The World Bank’s (WB) Country Director, Marie Francoise Marie-Nelly, warns that if the situation of female under-representation in Science, Technology, Engineering and Mathematics (STEM) fields in Sub-Saharan Africa (SSA) does not change, women will remain in jobs likely to be replaced by technology, are lower paying or less economically impactful. More African females must get into STEM.
In an opinion piece for the WB, she highlights her experiences since moving to southern Africa in 2019 and why it is necessary to ensure more girls in Africa get into STEM. Marie-Kelly recounts meeting many impressive women working in (STEM) related fields and also an inspiring group of young women, pursuing non-traditional careers for women such as aircraft pilots, physicians, electrical engineers and computer programmers.
She mentions South Africa’s Dr Quarraisha Abdool Karim, a globally renowned scientist at the forefront of research and innovation in HIV/AIDS, worldwide and Botswana’s Captain Kgomotso Phatsima, who started her career in the military and is CEO and founder of the Dare to Dream Foundation which advances women’s empowerment of young women in aviation and aerospace. She also refers to two other South Africans, Dr Lindiwe Sidali, the first female cardiothoracic surgeon and Baratang Miya, a self-taught coder and founder of GirlHype, which provides programming and app development training for girls and young women.
Despite the stellar careers of these women, there is still a gross under-representation of women in the STEM fields in SSA (see table at end of article), the share of females graduating from tertiary education is below 30% for many SSA countries. As a result, scientific work and technological innovation are missing women’s invaluable perspectives and critical contributions.
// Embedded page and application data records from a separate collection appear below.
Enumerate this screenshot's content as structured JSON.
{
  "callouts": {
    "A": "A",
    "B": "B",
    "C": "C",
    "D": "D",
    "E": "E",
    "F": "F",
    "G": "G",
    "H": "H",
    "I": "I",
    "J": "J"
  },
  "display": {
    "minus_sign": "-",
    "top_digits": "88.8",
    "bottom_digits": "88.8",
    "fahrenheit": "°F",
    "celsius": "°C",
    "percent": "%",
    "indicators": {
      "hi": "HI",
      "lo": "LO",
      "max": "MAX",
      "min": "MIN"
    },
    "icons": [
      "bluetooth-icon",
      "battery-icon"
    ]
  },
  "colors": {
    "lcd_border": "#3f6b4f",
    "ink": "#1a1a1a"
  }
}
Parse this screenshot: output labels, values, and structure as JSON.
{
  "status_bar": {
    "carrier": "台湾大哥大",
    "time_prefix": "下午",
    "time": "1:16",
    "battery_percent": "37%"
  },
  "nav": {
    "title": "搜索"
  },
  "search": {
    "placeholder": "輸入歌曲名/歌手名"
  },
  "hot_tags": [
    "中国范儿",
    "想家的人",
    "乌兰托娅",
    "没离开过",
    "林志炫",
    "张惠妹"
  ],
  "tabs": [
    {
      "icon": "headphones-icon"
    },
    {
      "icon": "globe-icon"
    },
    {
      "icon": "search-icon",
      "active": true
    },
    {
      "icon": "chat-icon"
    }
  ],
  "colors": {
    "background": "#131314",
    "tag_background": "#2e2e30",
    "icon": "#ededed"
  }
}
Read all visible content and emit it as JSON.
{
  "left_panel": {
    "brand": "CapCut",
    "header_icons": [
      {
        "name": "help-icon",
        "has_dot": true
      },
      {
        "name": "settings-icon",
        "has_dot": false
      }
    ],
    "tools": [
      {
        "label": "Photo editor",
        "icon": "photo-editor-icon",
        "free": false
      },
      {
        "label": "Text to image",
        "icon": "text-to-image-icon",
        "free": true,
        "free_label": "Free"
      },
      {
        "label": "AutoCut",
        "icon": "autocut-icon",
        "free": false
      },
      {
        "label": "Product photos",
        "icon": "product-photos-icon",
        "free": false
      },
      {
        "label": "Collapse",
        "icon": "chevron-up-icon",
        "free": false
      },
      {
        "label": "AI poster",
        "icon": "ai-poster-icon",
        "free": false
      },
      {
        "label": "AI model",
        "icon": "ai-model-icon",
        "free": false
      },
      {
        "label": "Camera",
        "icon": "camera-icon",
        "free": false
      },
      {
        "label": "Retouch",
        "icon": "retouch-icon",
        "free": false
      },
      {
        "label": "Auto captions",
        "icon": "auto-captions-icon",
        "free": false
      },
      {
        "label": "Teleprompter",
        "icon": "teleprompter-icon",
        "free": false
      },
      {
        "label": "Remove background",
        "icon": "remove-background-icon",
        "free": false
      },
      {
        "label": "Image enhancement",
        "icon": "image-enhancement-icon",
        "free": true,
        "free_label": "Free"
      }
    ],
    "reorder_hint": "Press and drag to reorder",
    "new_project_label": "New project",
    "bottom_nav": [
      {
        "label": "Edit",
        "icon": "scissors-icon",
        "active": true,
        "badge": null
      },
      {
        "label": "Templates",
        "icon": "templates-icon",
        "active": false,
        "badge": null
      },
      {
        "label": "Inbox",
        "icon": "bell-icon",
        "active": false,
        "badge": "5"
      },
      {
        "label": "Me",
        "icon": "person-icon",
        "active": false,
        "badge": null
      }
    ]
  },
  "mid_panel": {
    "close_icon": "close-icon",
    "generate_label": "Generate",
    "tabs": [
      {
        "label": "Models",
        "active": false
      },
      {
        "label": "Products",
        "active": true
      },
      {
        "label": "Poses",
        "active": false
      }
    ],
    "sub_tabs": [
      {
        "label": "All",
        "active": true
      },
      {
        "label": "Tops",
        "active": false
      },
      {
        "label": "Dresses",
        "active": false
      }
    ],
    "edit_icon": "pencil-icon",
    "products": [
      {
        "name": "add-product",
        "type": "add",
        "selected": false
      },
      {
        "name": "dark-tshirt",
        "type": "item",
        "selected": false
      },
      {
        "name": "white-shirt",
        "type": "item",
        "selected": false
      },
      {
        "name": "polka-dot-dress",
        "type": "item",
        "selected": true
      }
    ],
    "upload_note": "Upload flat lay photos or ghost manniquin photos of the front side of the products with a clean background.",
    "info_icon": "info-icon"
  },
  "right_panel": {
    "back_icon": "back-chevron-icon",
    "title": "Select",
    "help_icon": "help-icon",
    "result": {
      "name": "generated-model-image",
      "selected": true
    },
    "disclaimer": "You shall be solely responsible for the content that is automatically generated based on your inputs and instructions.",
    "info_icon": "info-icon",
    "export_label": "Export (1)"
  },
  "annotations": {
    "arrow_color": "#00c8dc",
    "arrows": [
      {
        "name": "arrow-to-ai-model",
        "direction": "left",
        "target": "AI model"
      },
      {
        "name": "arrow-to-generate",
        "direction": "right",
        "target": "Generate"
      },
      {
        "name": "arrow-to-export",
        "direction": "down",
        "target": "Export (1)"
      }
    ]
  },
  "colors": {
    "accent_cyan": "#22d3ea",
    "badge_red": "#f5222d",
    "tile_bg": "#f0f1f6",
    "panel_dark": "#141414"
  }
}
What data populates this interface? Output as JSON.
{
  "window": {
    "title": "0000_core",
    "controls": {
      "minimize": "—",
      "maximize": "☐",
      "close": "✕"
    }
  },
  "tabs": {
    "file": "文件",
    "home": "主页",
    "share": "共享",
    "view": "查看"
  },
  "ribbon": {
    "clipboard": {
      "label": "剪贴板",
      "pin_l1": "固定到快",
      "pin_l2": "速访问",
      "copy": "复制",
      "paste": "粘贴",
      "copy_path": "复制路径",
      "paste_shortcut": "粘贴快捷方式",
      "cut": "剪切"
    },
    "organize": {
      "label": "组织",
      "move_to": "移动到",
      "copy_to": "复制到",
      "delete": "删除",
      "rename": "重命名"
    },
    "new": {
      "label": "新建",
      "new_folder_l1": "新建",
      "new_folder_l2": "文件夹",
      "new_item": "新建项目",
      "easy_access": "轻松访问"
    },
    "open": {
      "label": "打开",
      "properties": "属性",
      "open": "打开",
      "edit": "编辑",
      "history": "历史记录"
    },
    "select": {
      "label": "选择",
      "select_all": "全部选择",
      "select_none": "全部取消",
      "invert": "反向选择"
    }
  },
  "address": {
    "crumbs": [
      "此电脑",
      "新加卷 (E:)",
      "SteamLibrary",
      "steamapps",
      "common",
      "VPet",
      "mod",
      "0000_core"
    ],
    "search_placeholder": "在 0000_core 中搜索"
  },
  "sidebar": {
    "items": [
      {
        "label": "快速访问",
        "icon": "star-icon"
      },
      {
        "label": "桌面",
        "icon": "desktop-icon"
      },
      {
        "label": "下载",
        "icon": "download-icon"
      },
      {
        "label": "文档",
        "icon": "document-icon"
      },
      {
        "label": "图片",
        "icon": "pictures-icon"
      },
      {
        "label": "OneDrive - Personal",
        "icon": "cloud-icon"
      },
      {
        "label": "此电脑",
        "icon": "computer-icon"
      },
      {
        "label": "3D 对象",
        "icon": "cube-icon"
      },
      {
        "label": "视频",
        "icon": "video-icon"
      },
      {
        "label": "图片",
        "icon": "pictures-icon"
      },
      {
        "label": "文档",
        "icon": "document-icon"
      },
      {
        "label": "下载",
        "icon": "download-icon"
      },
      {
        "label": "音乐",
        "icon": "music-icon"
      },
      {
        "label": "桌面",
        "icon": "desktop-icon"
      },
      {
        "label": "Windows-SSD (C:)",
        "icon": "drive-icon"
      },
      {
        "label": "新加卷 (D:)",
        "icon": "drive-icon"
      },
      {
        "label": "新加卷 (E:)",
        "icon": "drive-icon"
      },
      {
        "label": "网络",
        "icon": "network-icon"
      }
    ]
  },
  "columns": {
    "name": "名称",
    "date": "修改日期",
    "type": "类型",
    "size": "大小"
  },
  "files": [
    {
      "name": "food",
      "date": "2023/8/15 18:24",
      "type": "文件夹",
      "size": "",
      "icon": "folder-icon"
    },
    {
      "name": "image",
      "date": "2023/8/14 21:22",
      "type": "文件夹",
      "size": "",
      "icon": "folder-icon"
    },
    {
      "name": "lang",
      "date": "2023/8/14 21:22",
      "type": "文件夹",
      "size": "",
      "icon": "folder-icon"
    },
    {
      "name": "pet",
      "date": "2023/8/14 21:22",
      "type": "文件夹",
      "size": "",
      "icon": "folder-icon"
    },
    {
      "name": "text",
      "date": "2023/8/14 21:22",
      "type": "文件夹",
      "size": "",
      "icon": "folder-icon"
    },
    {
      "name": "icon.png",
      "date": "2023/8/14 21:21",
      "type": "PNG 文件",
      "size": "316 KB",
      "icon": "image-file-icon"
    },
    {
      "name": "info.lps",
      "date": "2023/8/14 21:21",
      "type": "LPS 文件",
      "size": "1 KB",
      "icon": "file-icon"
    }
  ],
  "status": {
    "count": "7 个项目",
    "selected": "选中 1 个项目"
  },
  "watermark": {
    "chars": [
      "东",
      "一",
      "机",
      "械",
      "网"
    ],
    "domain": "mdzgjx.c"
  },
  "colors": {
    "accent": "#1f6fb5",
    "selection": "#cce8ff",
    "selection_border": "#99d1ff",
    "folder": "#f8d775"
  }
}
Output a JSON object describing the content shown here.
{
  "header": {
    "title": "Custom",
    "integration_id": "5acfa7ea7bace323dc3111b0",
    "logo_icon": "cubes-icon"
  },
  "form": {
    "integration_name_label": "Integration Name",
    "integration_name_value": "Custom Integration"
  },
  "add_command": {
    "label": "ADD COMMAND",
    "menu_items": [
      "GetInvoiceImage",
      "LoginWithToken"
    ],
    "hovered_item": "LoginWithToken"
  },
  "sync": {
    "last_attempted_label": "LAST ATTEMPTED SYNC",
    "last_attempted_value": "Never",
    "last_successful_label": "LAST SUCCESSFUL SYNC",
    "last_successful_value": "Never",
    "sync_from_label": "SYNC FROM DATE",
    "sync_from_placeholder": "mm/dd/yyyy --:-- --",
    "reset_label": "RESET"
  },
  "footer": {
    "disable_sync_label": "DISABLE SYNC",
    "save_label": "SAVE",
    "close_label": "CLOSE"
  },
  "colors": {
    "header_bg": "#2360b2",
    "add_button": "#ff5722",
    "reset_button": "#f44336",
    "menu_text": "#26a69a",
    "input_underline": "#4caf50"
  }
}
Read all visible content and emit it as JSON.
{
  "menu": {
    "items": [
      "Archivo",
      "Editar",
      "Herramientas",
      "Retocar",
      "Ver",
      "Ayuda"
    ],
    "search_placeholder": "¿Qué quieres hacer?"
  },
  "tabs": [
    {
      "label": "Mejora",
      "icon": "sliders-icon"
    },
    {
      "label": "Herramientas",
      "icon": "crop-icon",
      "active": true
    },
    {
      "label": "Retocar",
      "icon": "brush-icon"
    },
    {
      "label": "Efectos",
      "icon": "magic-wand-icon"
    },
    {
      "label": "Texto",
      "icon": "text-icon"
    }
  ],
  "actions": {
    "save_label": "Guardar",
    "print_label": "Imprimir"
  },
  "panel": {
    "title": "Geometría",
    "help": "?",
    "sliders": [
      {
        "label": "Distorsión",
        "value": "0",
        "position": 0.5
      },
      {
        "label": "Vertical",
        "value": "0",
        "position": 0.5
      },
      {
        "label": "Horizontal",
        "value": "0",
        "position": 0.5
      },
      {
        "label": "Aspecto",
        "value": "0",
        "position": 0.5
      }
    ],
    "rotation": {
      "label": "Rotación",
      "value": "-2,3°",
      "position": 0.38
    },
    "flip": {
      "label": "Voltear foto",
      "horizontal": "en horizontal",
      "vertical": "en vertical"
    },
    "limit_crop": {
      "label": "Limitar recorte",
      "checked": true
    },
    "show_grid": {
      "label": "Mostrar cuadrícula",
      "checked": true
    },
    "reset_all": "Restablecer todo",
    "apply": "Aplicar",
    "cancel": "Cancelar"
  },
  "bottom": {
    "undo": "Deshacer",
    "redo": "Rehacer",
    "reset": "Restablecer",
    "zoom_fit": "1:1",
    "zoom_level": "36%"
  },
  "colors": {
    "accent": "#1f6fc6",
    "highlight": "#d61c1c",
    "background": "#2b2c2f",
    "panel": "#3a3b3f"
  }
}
This also means that most women will remain in jobs that are likely to be replaced by technology, lower paying or less economically impactful in an increasingly technology-driven world as shown in a UNESCO Science Report: Towards 2030.
More African Women Must Get Into STEM
Existing data shows that globally, there is a “leaky pipeline” leading to far too few women in STEM careers and southern Africa is no different. In the case of Botswana, Eswatini, Namibia and SA, girls’ secondary education enrolment is higher than for boys, but many of them drop out before completing their secondary education. Of those who complete secondary education, many lack the required proficiencies in numeracy, science and the digital skills required to enrol or excel in STEM related programs at this level. In SA more girls than boys achieved 30% or higher in mathematics in the National Senior Certificate Examination (Matric). In the Eswatini General Certificate of Secondary Education, boys outperformed girls in mathematics and science.
The Equality Equation Report found that gender norms, stereotypes, biases and sexual harassment were key drivers of low representation of women in male-dominated STEM fields. Gender biases and expectations for different genders, set by families, society, culture and the media tend to propagate stereotypes, discriminatory practices and policies which deter girls from pursuing STEM careers and also lead to women leaving these careers. These challenges limit the chances of girls’ exposure to these fields, which in turn discourage more girls from pursuing STEM careers; creating a vicious circle that must be disrupted!
What can be done to change the status quo?
The good news is that some of these key drivers of gender disparities in STEM fields are known and are solvable. Moreover, there is no lack of innovative initiatives across Africa targeting some of these root causes. We need to scale up interventions that have proved to be game changers. Some of these focus on improving access to and quality of pre-tertiary education to ensure students, both girls and boys, are learning and acquiring the expected competencies in math, science, literacy and digital skills.
These interventions focus on incorporating gender-responsive and integrated STEM education in pre-tertiary education curricula, providing mentorship and hands-on-training opportunities for girls and young women in collaboration with STEM industries, while and promoting flexible and family-friendly workplace policies.
At the WB, we are committed to strengthening STEM education, especially as it pertains to girls and young women. In Lesotho, we are supporting the Government to strengthen teaching and learning in mathematics and science in junior secondary education through an innovative, technology-driven largely open-source solution, providing access to high quality, interactive and fun materials for students to learn these subjects. We believe that students will gain an appreciation for science and mathematics if it is taught in an engaging environment filled with lively debate and collaborative problem solving.